(Records from a collection)
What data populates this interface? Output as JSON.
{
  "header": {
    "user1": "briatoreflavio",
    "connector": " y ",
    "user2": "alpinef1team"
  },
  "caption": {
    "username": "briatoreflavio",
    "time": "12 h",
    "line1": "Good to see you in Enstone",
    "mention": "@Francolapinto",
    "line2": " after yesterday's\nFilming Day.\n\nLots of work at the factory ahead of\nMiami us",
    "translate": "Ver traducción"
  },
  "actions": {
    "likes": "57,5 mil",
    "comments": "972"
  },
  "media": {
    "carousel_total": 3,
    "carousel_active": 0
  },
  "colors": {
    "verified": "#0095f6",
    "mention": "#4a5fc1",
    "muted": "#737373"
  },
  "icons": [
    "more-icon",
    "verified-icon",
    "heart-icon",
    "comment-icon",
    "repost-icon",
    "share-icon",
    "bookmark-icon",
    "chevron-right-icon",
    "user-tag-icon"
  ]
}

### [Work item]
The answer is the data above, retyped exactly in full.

### [Written response]
What data populates this interface? Output as JSON.
{
  "header": {
    "user1": "briatoreflavio",
    "connector": " y ",
    "user2": "alpinef1team"
  },
  "caption": {
    "username": "briatoreflavio",
    "time": "12 h",
    "line1": "Good to see you in Enstone",
    "mention": "@Francolapinto",
    "line2": " after yesterday's\nFilming Day.\n\nLots of work at the factory ahead of\nMiami us",
    "translate": "Ver traducción"
  },
  "actions": {
    "likes": "57,5 mil",
    "comments": "972"
  },
  "media": {
    "carousel_total": 3,
    "carousel_active": 0
  },
  "colors": {
    "verified": "#0095f6",
    "mention": "#4a5fc1",
    "muted": "#737373"
  },
  "icons": [
    "more-icon",
    "verified-icon",
    "heart-icon",
    "comment-icon",
    "repost-icon",
    "share-icon",
    "bookmark-icon",
    "chevron-right-icon",
    "user-tag-icon"
  ]
}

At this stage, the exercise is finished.